- LAB component for Winter quarter (4 credit hour option)
- Sign up for the 4 credit our option for the hands-on practical component (see below)
What is Signal Processing?
Video courtesy of the IEEE Signal Processing Society.
- Discrete-Time Signal Processing, 3/E, Alan V. Oppenheim and Ronald W. Schafer, Pearson, 2010
Processing (DSP) is at the heart of almost all modern technology:
digital communications, audio/image/video compression, 3D sensing for
human machine interfaces and environment perception, multi-touch
screens, sensing for health, fitness, biometrics, and security, and the
list goes on and on. Applications of signal processing include
some of the hottest current technology trends: internet of things
(IoT), cloud computing, software-defined radios, robotics, autonomous
vehicles, etc. We are also starting to see higher levels of performance
and reduced computational requirements by combining DSP and machine
|In EE264 (3 credit hours), you will learn the fundamentals of DSP:
• Discrete-time (D-T) random signals
• Sampling, reconstruction, D-T filtering, multi-rate systems
• Quantization in analog to digital conversion, and oversampling
• Properties of linear time invariant (LTI) systems
• Quantization effects in fixed-point implementations of filters
• Digital filter design
• Discrete Fourier Transform (DFT) and FFT
• Spectrum analysis using the DFT
• Parametric signal modeling
We will use the flipped-classroom format. Classroom time will focus on deep understanding of concepts and applications via discussions with instructors and guest speakers.
LAB component in Winter quarter (4 credit hour option)
component will focus on practical implementations of DSP applications
on embedded processors. You will have access to an embedded processor
board (DSP Shield1) and accessories. The DSP Shield
is a portable embedded processor board with an easy to use C/C++
development environment very similar to the popular Arduino IDE.
The board also contains an audio codec, which would allow us to explore
DSP applications in the audio frequency range. You will experiment with three of the most common compute resources in DSP systems: a programmable processor, sample by sample hardware acceleratoe and block-based hardware accelerators.
The labs and final
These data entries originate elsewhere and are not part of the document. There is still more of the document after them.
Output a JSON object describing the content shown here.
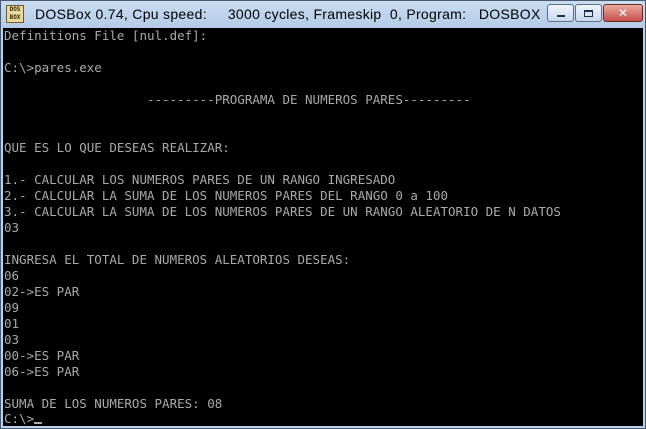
{
  "window": {
    "title": "DOSBox 0.74, Cpu speed:     3000 cycles, Frameskip  0, Program:   DOSBOX",
    "icon_label": "DOS BOX",
    "icon": "dosbox-icon",
    "controls": {
      "minimize_icon": "minimize-icon",
      "maximize_icon": "maximize-icon",
      "close_icon": "close-icon",
      "close_glyph": "✕"
    }
  },
  "colors": {
    "console_bg": "#000000",
    "console_text": "#aaaaaa",
    "titlebar": "#b9d1ea",
    "close_button": "#c75050"
  },
  "console": {
    "lines": [
      "Definitions File [nul.def]:",
      "",
      "C:\\>pares.exe",
      "",
      "                   ---------PROGRAMA DE NUMEROS PARES---------",
      "",
      "",
      "QUE ES LO QUE DESEAS REALIZAR:",
      "",
      "1.- CALCULAR LOS NUMEROS PARES DE UN RANGO INGRESADO",
      "2.- CALCULAR LA SUMA DE LOS NUMEROS PARES DEL RANGO 0 a 100",
      "3.- CALCULAR LA SUMA DE LOS NUMEROS PARES DE UN RANGO ALEATORIO DE N DATOS",
      "03",
      "",
      "INGRESA EL TOTAL DE NUMEROS ALEATORIOS DESEAS:",
      "06",
      "02->ES PAR",
      "09",
      "01",
      "03",
      "00->ES PAR",
      "06->ES PAR",
      "",
      "SUMA DE LOS NUMEROS PARES: 08"
    ],
    "prompt": "C:\\>"
  }
}
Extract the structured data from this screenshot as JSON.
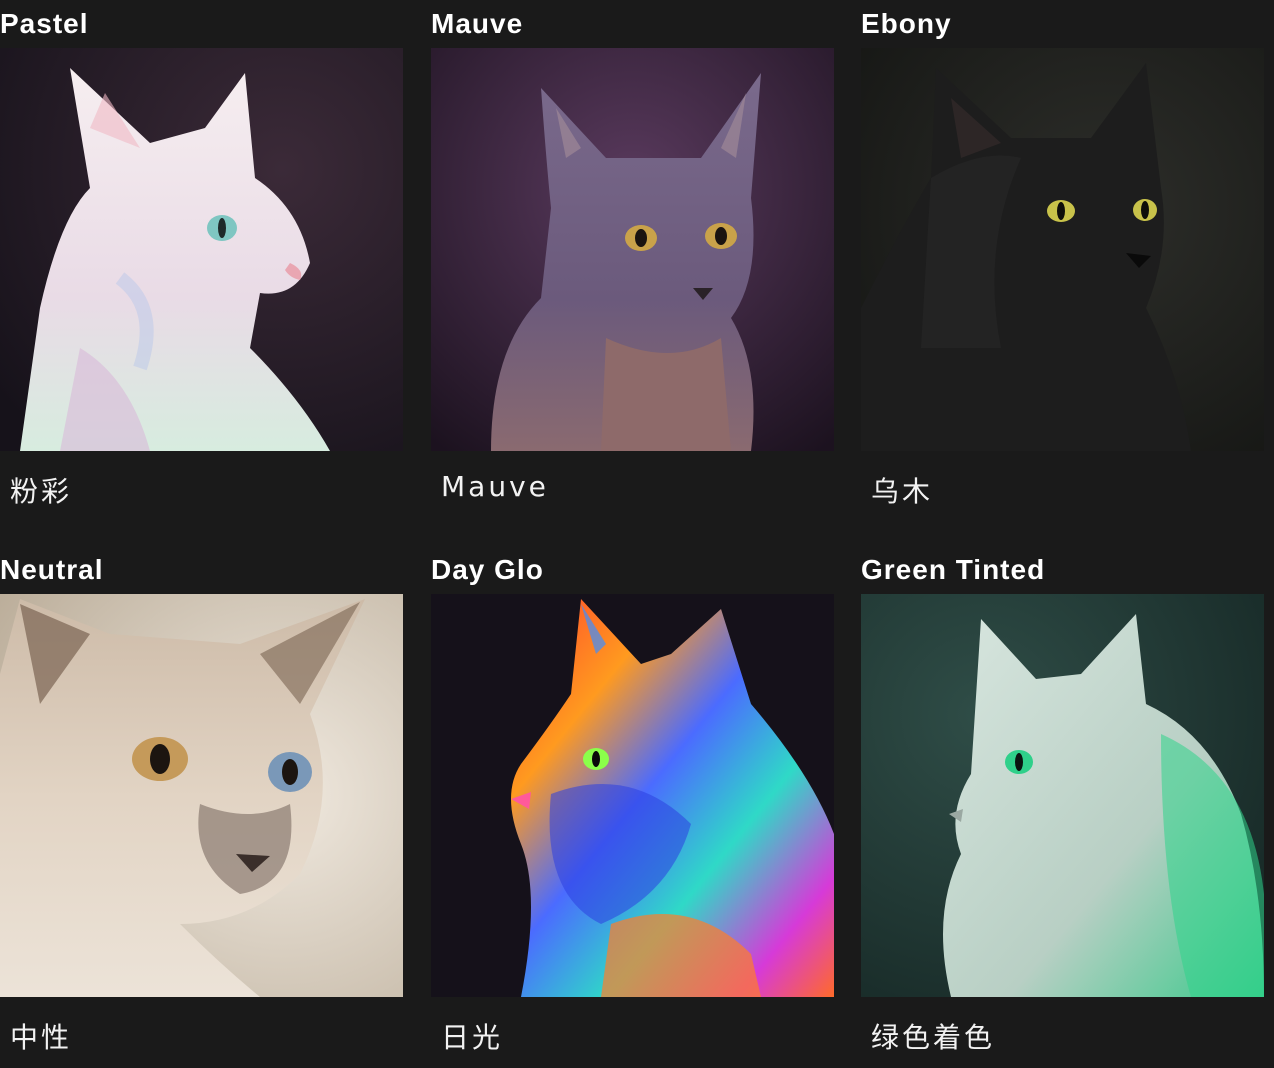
{
  "tiles": [
    {
      "title": "Pastel",
      "caption": "粉彩",
      "image_subject": "white-pastel-cat"
    },
    {
      "title": "Mauve",
      "caption": "Mauve",
      "image_subject": "mauve-sphynx-cat"
    },
    {
      "title": "Ebony",
      "caption": "乌木",
      "image_subject": "black-cat"
    },
    {
      "title": "Neutral",
      "caption": "中性",
      "image_subject": "siamese-cat"
    },
    {
      "title": "Day Glo",
      "caption": "日光",
      "image_subject": "rainbow-neon-cat"
    },
    {
      "title": "Green Tinted",
      "caption": "绿色着色",
      "image_subject": "green-tinted-white-cat"
    }
  ],
  "colors": {
    "background": "#1a1a1a",
    "text": "#ffffff"
  }
}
project are designed so that they can be completed in the dedicated lab
portion of the class. However, you will have access to a board
and all required accessories so you can experiment whenever and
wherever is convenient for you! SCPD students are also welcomed to take the lab portion of the class.
For the final project, you will implement
an audio-band orthogonal frequency division multiplexing (OFDM) receiver or you can propose your own project (subject to instructors approval). Some of the projects that has been implemented in the past include: